In 2017 we were asked by NHS England London to develop some materials to help mental health organisations to support people when there is an investigation into a serious incident. 

The initial idea was to support the written materials with films, but when we started to hear the stories it seemed that podcasts would be a more effective and sensitive way to share experiences. 

We worked with radio journalist, Jane Wyatt, to develop five podcasts. Jane is highly experienced, having worked for a number of radio stations here and overseas, including the BBC and Resonance. She has also written on a range of subjects, including articles for the Nursing Standard.

We learnt so much from this experience and about everything that needs to happen behind the scenes to make a podcast.

1:   NOISE.

One of the first things we had to consider was the need to block out as much background noise as possible. Thankfully Jane’s experience and recording equipment helped and meant that, with a bit of planning, we were able to interview people in offices, at conferences and by phone. We also spent a few days in the studio at Resonance.


The temptation was to identify a range of people, carry out some interviews and then edit, but we took a different route and approached it the same way you might plan a film or a book. We thought about the important themes and key messages for each.  Then, we considered the narrative or “story arc” and this helped to identify the different perspectives needed. This early work helped us to identify who to interview and helped us to know how to prepare them.

Which brings me onto the next bit …

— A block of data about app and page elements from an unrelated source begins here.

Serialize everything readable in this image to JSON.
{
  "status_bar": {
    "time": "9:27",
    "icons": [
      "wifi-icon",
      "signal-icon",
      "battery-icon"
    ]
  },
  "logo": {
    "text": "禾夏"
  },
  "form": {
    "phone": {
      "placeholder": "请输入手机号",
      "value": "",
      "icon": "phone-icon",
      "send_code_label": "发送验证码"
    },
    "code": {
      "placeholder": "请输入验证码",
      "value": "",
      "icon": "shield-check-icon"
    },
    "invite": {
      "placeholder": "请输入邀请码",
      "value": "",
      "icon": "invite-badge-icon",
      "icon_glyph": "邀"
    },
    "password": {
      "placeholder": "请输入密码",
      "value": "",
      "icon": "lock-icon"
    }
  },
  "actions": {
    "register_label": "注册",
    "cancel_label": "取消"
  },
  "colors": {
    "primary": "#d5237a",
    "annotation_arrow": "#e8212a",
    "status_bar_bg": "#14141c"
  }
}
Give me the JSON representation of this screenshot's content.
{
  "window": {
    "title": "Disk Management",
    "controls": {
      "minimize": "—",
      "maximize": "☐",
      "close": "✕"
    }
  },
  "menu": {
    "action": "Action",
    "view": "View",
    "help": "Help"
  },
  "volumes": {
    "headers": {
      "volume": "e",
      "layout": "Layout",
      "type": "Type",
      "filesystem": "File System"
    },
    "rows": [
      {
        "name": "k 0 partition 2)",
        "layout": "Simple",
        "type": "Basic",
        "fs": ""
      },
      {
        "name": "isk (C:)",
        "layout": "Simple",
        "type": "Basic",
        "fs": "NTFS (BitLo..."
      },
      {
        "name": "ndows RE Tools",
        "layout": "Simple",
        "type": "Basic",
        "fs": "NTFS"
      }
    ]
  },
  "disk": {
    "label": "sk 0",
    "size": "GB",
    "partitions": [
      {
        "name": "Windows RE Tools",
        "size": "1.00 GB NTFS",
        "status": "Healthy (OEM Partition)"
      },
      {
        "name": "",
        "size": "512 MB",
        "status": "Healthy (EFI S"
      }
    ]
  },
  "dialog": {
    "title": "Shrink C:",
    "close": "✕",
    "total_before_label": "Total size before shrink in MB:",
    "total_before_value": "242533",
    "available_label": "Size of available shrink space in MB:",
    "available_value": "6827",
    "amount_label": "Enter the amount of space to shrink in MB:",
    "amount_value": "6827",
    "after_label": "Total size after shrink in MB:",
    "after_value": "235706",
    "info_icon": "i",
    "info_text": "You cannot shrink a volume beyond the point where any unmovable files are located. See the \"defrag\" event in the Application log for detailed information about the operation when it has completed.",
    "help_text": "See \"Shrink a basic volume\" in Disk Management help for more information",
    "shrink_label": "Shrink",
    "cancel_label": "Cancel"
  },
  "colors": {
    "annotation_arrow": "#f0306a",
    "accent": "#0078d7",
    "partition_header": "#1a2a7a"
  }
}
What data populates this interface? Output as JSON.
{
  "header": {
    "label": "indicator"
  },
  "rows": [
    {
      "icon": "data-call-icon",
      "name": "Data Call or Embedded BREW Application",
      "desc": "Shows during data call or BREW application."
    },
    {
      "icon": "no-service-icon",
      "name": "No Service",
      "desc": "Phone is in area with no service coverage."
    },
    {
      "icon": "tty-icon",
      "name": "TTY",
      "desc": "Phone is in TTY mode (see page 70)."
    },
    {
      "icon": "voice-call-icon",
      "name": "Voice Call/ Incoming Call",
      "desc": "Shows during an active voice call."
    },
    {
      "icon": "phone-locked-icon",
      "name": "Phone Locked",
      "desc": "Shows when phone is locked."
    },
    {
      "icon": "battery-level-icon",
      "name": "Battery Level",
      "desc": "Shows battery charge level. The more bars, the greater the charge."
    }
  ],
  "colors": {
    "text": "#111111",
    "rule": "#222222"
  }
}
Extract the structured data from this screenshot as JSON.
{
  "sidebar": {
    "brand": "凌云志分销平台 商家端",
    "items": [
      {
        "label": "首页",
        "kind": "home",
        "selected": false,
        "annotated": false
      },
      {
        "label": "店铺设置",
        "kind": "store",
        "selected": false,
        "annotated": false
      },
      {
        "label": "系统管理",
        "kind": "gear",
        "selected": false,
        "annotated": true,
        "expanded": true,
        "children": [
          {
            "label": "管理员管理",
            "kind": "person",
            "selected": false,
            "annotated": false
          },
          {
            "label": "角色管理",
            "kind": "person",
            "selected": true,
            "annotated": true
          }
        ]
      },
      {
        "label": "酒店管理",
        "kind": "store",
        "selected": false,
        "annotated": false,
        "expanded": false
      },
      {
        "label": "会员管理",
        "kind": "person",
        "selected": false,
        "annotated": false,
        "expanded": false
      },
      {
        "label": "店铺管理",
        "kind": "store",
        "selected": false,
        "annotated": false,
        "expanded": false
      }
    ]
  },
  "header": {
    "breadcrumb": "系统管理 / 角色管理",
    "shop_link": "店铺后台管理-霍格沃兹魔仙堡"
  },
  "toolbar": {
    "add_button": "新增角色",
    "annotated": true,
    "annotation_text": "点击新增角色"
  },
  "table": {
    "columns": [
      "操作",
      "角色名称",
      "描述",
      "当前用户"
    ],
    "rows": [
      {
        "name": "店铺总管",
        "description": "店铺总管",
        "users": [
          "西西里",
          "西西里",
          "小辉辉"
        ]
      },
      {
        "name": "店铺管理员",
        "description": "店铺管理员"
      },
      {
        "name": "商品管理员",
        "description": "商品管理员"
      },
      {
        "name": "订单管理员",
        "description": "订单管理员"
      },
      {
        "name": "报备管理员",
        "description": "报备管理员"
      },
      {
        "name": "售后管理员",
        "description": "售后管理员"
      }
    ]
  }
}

We put a great deal of resource into preparing people to take part. It’s not about telling people what to say, it’s about sharing why you are doing it, what you hope to get out of it, who the audience might be and giving people a chance to rehearse. We tried to look after people on the day by meeting up beforehand (people are nervous) and having a chance to de-brief afterwards (everyone has a little cringe – it’s normal).

4:   TIME

Everything takes time: researching the themes, recruiting people to take part, writing and approving scripts (for the introductions etc) not to mention the editing process (which for us included giving everyone who took part the chance to listen before publication). So, my final piece of advice would be the double the time you think you will need.

The podcasts are available here.

Please get in touch if you are considering creating some podcasts.